Where a line holds the word "title", copy that line from the data below.
═══ Source information ═══
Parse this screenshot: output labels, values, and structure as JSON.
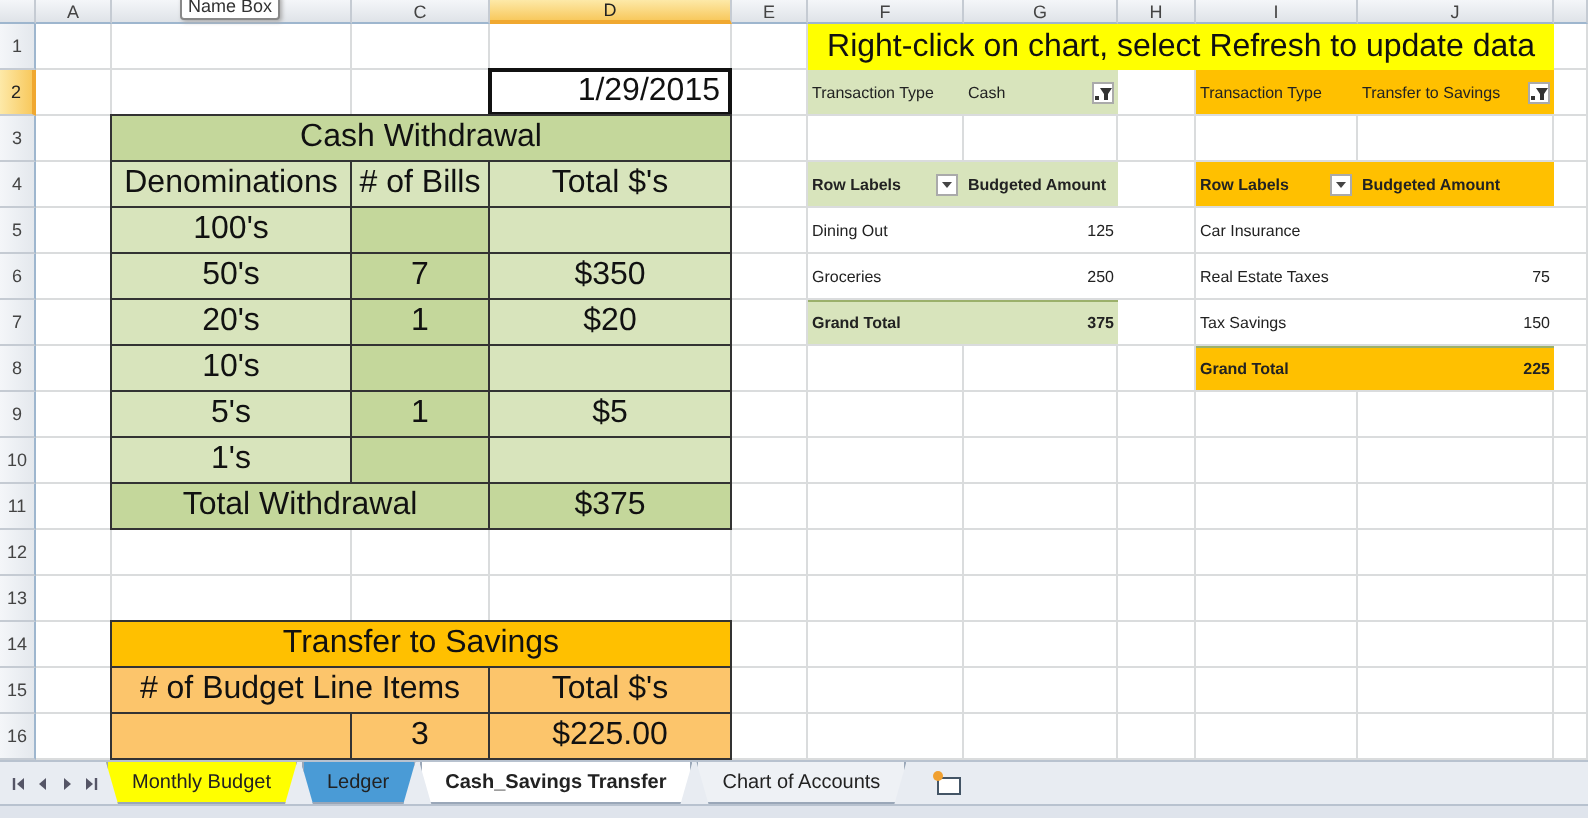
{
  "name_box_tooltip": "Name Box",
  "column_headers": [
    {
      "label": "A",
      "selected": false
    },
    {
      "selected": false
    },
    {
      "label": "C",
      "selected": false
    },
    {
      "label": "D",
      "selected": true
    },
    {
      "label": "E",
      "selected": false
    },
    {
      "label": "F",
      "selected": false
    },
    {
      "label": "G",
      "selected": false
    },
    {
      "label": "H",
      "selected": false
    },
    {
      "label": "I",
      "selected": false
    },
    {
      "label": "J",
      "selected": false
    }
  ],
  "row_headers": [
    {
      "label": "1",
      "selected": false
    },
    {
      "label": "2",
      "selected": true
    },
    {
      "label": "3",
      "selected": false
    },
    {
      "label": "4",
      "selected": false
    },
    {
      "label": "5",
      "selected": false
    },
    {
      "label": "6",
      "selected": false
    },
    {
      "label": "7",
      "selected": false
    },
    {
      "label": "8",
      "selected": false
    },
    {
      "label": "9",
      "selected": false
    },
    {
      "label": "10",
      "selected": false
    },
    {
      "label": "11",
      "selected": false
    },
    {
      "label": "12",
      "selected": false
    },
    {
      "label": "13",
      "selected": false
    },
    {
      "label": "14",
      "selected": false
    },
    {
      "label": "15",
      "selected": false
    },
    {
      "label": "16",
      "selected": false
    }
  ],
  "date_cell": "1/29/2015",
  "banner": "Right-click on chart, select Refresh to update data",
  "cash_withdrawal": {
    "title": "Cash Withdrawal",
    "columns": [
      "Denominations",
      "# of Bills",
      "Total $'s"
    ],
    "rows": [
      {
        "denomination": "100's"
      },
      {
        "denomination": "50's",
        "bills": "7",
        "total": "$350"
      },
      {
        "denomination": "20's",
        "bills": "1",
        "total": "$20"
      },
      {
        "denomination": "10's"
      },
      {
        "denomination": "5's",
        "bills": "1",
        "total": "$5"
      },
      {
        "denomination": "1's"
      }
    ],
    "total_label": "Total Withdrawal",
    "total_value": "$375"
  },
  "transfer_to_savings": {
    "title": "Transfer to Savings",
    "columns": [
      "# of Budget Line Items",
      "Total $'s"
    ],
    "count": "3",
    "total": "$225.00"
  },
  "pivots": [
    {
      "color": "#d8e4bc",
      "filter_label": "Transaction Type",
      "filter_value": "Cash",
      "columns": [
        "Row Labels",
        "Budgeted Amount"
      ],
      "rows": [
        {
          "label": "Dining Out",
          "amount": "125"
        },
        {
          "label": "Groceries",
          "amount": "250"
        }
      ],
      "grand_total_label": "Grand Total",
      "grand_total": "375"
    },
    {
      "color": "#ffc000",
      "filter_label": "Transaction Type",
      "filter_value": "Transfer to Savings",
      "columns": [
        "Row Labels",
        "Budgeted Amount"
      ],
      "rows": [
        {
          "label": "Car Insurance"
        },
        {
          "label": "Real Estate Taxes",
          "amount": "75"
        },
        {
          "label": "Tax Savings",
          "amount": "150"
        }
      ],
      "grand_total_label": "Grand Total",
      "grand_total": "225"
    }
  ],
  "sheet_tabs": [
    {
      "label": "Monthly Budget",
      "selected": false,
      "color": "#ffff00"
    },
    {
      "label": "Ledger",
      "selected": false,
      "color": "#4a9bd6"
    },
    {
      "label": "Cash_Savings Transfer",
      "selected": true
    },
    {
      "label": "Chart of Accounts",
      "selected": false
    }
  ]
}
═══
**Answer space:**
    "title": "Cash Withdrawal",
    "title": "Transfer to Savings",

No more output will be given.